Lewis Carroll was a great theatre-goer, and the popularity of his two Alice books soon led him to consider the possibility of a stage version. To protect his copyright, as early as November 1872 he had asked his publisher, Macmillan, to engage copying clerks to write out the text in dramatic form, with speeches and speakers, and stage directions of entrances and exits; these were to be registered as dramas under the same titles as the books. He later gave permission to Mrs K. Freiligrath-Kroeker to publish two plays, Alice (1880) and Alice through the Looking-Glass (1882), although these contained excerpts only (and Alice was a mixture of the two books). He approached Sir Arthur Sullivan to see if he would write a musical score for an Alice operetta, but no progress was made with the idea. Finally, on 2 September 1886, Carroll gave permission to Henry Savile Clarke to produce a version, although insisting on working closely with him. The first performance was on 23 December 1886 at the Prince of Wales’s Theatre, London, with Phoebe Carlo as Alice. This first production was very successful, and went on to an extensive tour of the Provinces. The revival in 1888 at the Globe Theatre with Isa Bowman as Alice was not a financial success, and the operetta was not performed again until after Carroll’s death. The revival in December 1898 at the Opera Comique, with Rose Hersee as Alice, proved very popular, and there were productions almost every year in either London or the Provinces, for the next thirty years.

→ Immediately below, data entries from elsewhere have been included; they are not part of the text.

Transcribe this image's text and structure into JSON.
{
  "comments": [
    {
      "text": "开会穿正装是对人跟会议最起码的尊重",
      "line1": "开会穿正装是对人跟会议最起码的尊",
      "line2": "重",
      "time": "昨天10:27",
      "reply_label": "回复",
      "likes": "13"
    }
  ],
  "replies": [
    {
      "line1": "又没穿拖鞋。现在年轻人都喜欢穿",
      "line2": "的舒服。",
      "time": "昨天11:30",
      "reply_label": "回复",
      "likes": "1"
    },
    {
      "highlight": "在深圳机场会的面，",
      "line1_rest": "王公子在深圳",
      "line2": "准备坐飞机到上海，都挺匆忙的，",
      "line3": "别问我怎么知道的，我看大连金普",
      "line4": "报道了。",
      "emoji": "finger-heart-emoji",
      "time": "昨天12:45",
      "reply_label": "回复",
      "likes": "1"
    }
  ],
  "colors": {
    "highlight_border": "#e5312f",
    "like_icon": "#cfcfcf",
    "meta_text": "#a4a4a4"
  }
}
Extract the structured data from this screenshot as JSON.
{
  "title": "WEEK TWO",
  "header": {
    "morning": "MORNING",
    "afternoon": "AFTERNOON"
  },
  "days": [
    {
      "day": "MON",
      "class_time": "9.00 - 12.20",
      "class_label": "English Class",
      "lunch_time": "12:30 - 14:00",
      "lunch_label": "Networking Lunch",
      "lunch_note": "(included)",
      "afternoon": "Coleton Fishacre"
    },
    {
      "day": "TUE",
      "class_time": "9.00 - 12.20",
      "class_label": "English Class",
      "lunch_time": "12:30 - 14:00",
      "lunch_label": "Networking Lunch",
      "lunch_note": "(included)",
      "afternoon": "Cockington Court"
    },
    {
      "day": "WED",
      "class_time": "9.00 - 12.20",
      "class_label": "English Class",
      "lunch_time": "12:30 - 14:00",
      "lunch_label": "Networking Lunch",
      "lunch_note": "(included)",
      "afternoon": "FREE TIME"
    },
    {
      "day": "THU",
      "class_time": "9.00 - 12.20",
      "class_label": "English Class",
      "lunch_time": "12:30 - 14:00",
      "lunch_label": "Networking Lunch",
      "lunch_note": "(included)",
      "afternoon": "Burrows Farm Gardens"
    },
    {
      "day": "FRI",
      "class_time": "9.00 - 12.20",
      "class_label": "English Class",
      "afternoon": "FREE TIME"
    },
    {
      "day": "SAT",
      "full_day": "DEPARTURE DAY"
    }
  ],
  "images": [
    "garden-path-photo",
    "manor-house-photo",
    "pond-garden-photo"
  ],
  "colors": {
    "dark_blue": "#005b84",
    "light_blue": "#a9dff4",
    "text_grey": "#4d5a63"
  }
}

For a detailed account of the early Henry Savile Clarke productions see Alice on Stage by Charles C Lovett (Meckler 1990).